Name brand aside, can you folks see how nice the iOS icons look?  I have seen the Xiaomi phone and their own UI that goes ontop of Android and it looks really nice, though not iOS quality but close.

For me, Apple wins in both design and quality.  I just think no one can come close to Apple design.  Specs means nothing when how things are being used daily suck.  

It is ALL about the "HOW" to me and not the "WHAT".  So far, I am sticking with my iPhone 5S, my first Apple product and I am truly impressed.  Guess who I am going to go to for the next phone?  :)



User Rank: Author
2/25/2014 | 10:54:59 AM
water resistance
I wonder when the water-resistant design will become more common on many phones, eliminating the need for expensive waterproof cases. Others on display at MWC?
Susan Fourtané
Susan Fourtané,
User Rank: Ninja
2/25/2014 | 11:23:03 AM
Re: What did you expect?

"The smart phone market has stablized already. what revolutionary features can you possibly expect?" 

As I was reading I was thinking exactly the same. You can even talk with your smartphone! Maybe some people expect their phone to wake them up with a ready cup of coffee, read the news, and get the shower ready while they finish their coffee. 

The only innovation that can possibly occur for some time is in apps. And even there there is an app for almost everything you can possibly imagine. 

People have been complaining about every smartphone that has been launched lately disregarding the manufacturer. For quite some time I have been saying that announcing a new phone twice a year is too much. 

User Rank: Strategist
2/25/2014 | 1:03:34 PM
Re: What did you expect?
Ditto.  You can't engineer ground-breaing new stuff into every new release of every product.

On top of that, though, I don't want a paradigm shift every time I buy a phone.  Maybe for an 18 year-old hipster that's desirable,  but I don't want or need to spend weeks learning a new UI (which of course isn't really all that intuitive and at best could be described as 'ill-documented') every time I buy a new phone.  Sometimes, just making a product better is enough.
Thomas Claburn
Thomas Claburn,
User Rank: Author
2/25/2014 | 7:53:03 PM
Re: What did you expect?
Check out Google's Project Tango.
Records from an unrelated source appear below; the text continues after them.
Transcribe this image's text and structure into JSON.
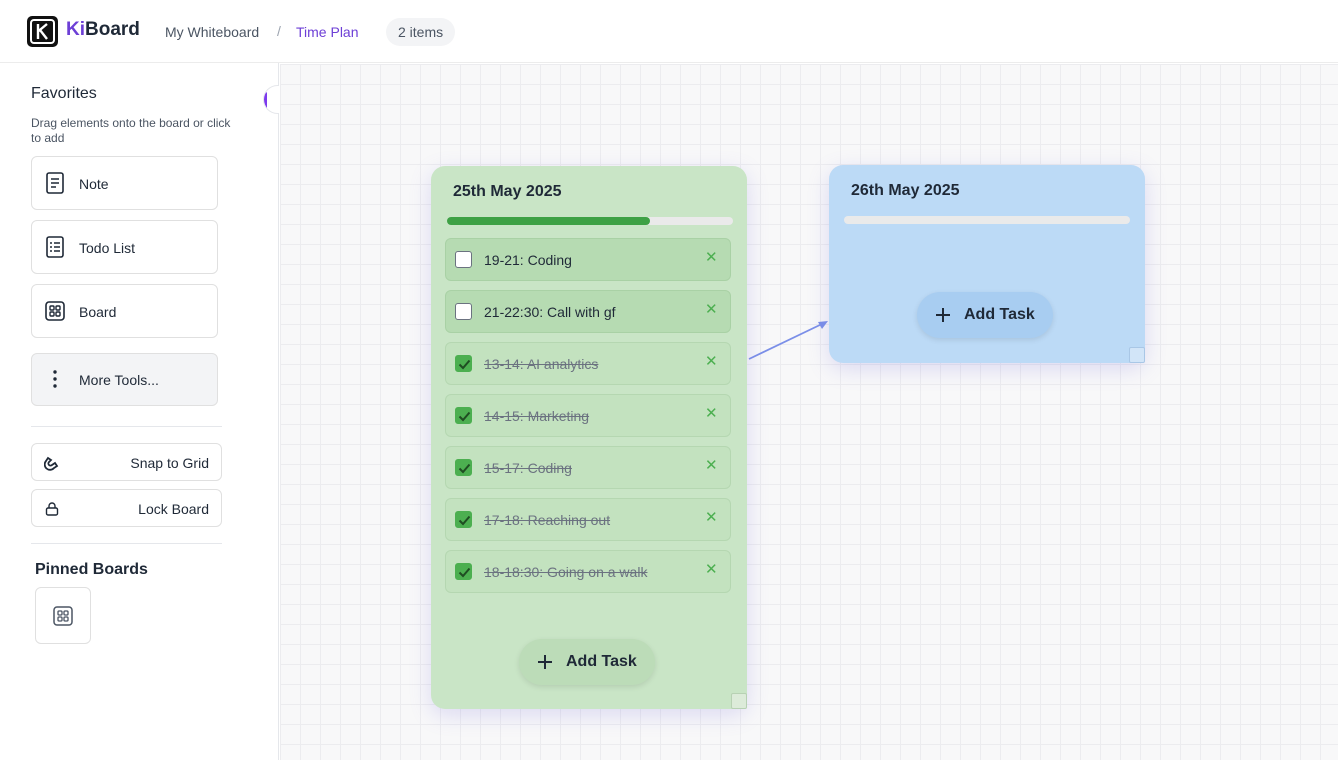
{
  "header": {
    "logo_prefix": "Ki",
    "logo_suffix": "Board",
    "breadcrumb": [
      "My Whiteboard",
      "Time Plan"
    ],
    "breadcrumb_separator": "/",
    "items_badge": "2 items"
  },
  "sidebar": {
    "favorites_title": "Favorites",
    "favorites_hint": "Drag elements onto the board or click to add",
    "tools": [
      {
        "label": "Note",
        "icon": "note-icon"
      },
      {
        "label": "Todo List",
        "icon": "todo-list-icon"
      },
      {
        "label": "Board",
        "icon": "board-icon"
      }
    ],
    "more_tools_label": "More Tools...",
    "snap_to_grid_label": "Snap to Grid",
    "lock_board_label": "Lock Board",
    "pinned_title": "Pinned Boards",
    "pinned_icon": "board-icon"
  },
  "colors": {
    "accent": "#6d3fd6",
    "green_card": "#c9e5c6",
    "blue_card": "#bcdaf6",
    "progress_fill": "#3ea145",
    "connector": "#7b8fe8"
  },
  "cards": [
    {
      "title": "25th May 2025",
      "progress": 0.71,
      "add_task_label": "Add Task",
      "tasks": [
        {
          "text": "19-21: Coding",
          "done": false
        },
        {
          "text": "21-22:30: Call with gf",
          "done": false
        },
        {
          "text": "13-14: AI analytics",
          "done": true
        },
        {
          "text": "14-15: Marketing",
          "done": true
        },
        {
          "text": "15-17: Coding",
          "done": true
        },
        {
          "text": "17-18: Reaching out",
          "done": true
        },
        {
          "text": "18-18:30: Going on a walk",
          "done": true
        }
      ]
    },
    {
      "title": "26th May 2025",
      "progress": 0,
      "add_task_label": "Add Task",
      "tasks": []
    }
  ]
}
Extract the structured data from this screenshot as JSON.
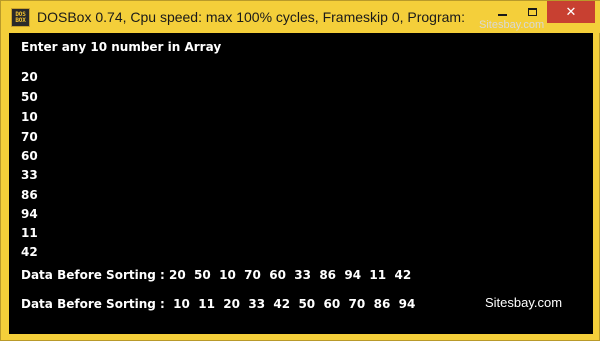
{
  "window": {
    "title": "DOSBox 0.74, Cpu speed: max 100% cycles, Frameskip 0, Program:",
    "watermark": "Sitesbay.com",
    "icon": "dosbox-icon",
    "icon_lines": [
      "DOS",
      "BOX"
    ],
    "controls": {
      "minimize_icon": "minimize-icon",
      "maximize_icon": "maximize-icon",
      "close_icon": "close-icon",
      "close_glyph": "✕",
      "close_color": "#c84031"
    },
    "frame_color": "#f4cf3a"
  },
  "console": {
    "background": "#000000",
    "text_color": "#ffffff",
    "prompt": "Enter any 10 number in Array",
    "inputs": [
      "20",
      "50",
      "10",
      "70",
      "60",
      "33",
      "86",
      "94",
      "11",
      "42"
    ],
    "before_line": "Data Before Sorting : 20  50  10  70  60  33  86  94  11  42",
    "after_line": "Data Before Sorting :  10  11  20  33  42  50  60  70  86  94",
    "brand": "Sitesbay.com"
  }
}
That's pretty revolutionary.
User Rank: Apprentice
2/28/2014 | 6:23:35 PM
Re: What did you expect?
Where can I buy aa Tango enabled phone?  Oh, nowhere.    This is silly.   



Page 1 / 3   >   >>
Building A Mobile Business Mindset
Building A Mobile Business Mindset
Among 688 respondents, 46% have deployed mobile apps, with an additional 24% planning to in the next year. Soon all apps will look like mobile apps – and it's past time for those with no plans to get cracking.
Register for InformationWeek Newsletters
White Papers
Current Issue
InformationWeek Government Tech Digest Oct. 27, 2014
To meet obligations -- and avoid accusations of cover-up and incompetence -- federal agencies must get serious about digitizing records.
Twitter Feed
InformationWeek Radio
Archived InformationWeek Radio
A roundup of the top stories and community news at
Sponsored Live Streaming Video
Everything You've Been Told About Mobility Is Wrong
Attend this video symposium with Sean Wisdom, Global Director of Mobility Solutions, and learn about how you can harness powerful new products to mobilize your business potential.